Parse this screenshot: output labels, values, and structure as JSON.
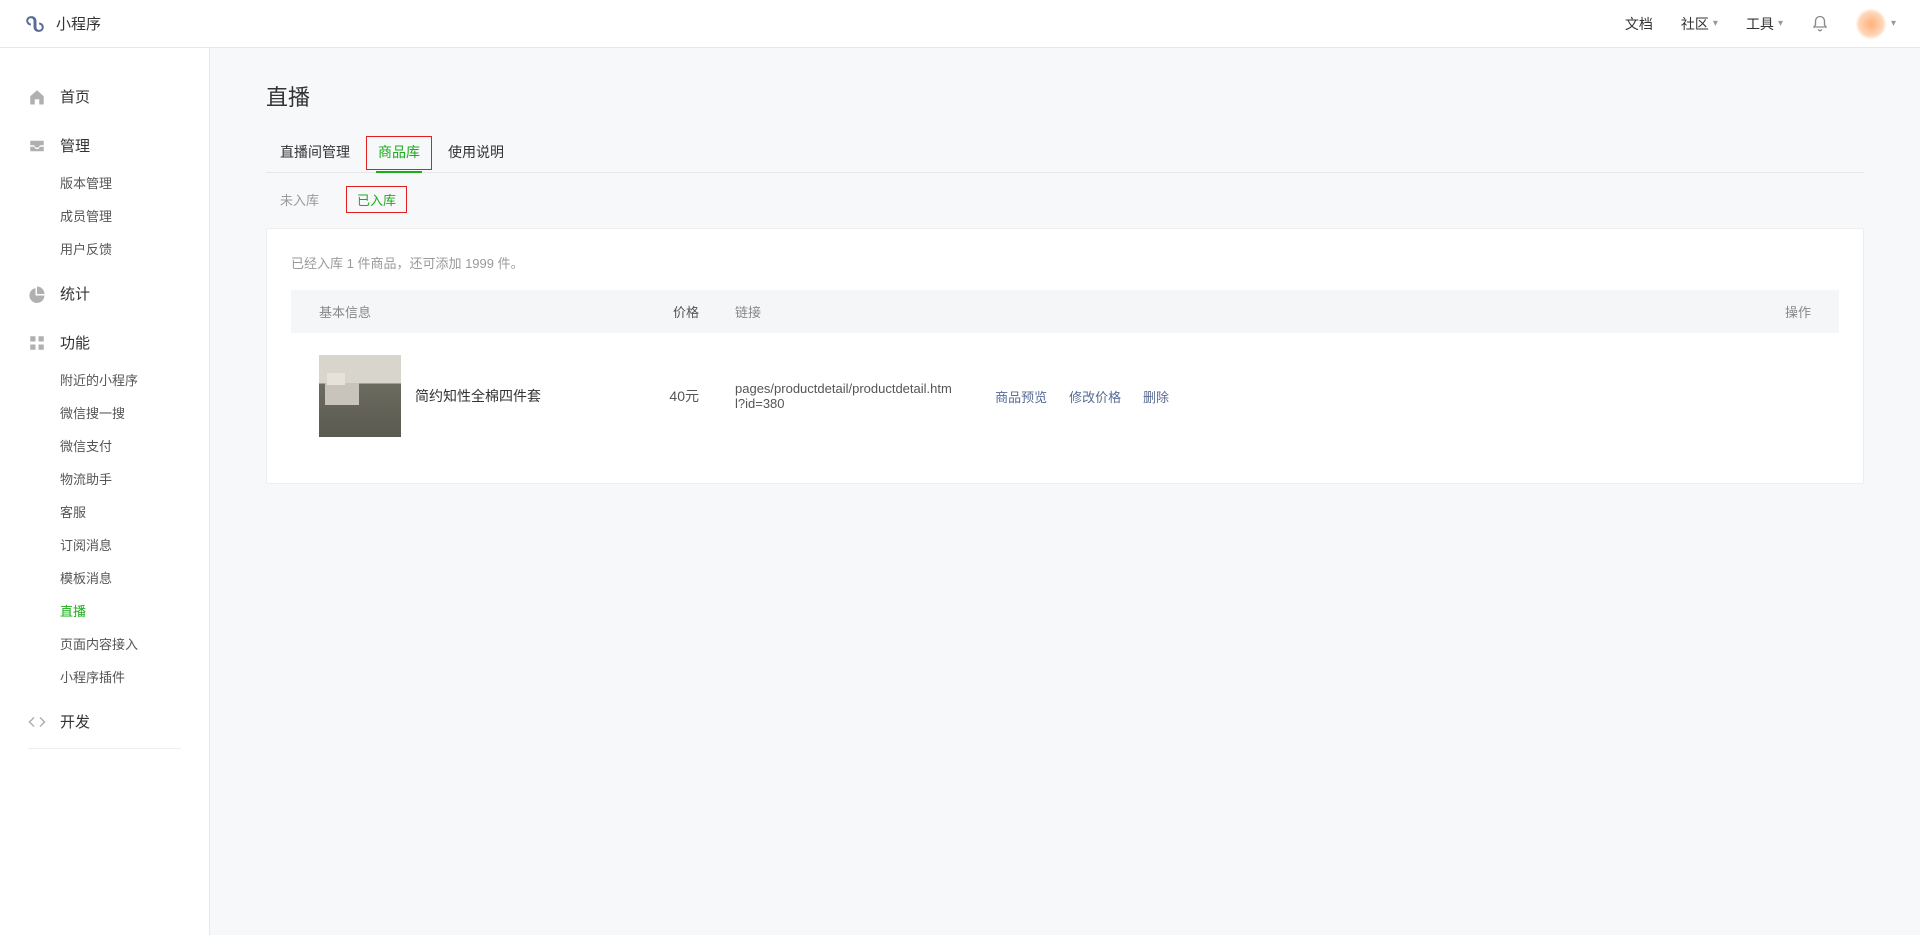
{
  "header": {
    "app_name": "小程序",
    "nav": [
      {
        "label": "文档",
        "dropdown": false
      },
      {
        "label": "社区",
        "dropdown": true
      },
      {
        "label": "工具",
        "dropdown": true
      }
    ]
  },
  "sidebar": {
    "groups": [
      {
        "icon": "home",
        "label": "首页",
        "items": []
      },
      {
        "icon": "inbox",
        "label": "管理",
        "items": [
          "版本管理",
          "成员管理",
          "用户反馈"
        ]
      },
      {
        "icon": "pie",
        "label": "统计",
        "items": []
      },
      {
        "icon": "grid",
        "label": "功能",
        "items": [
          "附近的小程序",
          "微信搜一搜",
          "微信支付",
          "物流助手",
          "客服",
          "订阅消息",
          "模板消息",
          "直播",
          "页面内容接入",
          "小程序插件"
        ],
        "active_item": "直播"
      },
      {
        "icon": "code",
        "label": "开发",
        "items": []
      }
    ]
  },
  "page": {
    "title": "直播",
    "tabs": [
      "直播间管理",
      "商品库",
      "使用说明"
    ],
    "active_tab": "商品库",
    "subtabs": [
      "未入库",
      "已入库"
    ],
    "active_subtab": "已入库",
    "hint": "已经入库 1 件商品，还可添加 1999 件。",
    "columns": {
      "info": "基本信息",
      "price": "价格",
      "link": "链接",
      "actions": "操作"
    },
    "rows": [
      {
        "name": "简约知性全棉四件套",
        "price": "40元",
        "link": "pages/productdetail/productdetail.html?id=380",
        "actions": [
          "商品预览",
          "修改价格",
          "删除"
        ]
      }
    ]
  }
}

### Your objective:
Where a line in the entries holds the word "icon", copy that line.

### Output of the exercise:
        "icon": "home",
        "icon": "inbox",
        "icon": "pie",
        "icon": "grid",
        "icon": "code",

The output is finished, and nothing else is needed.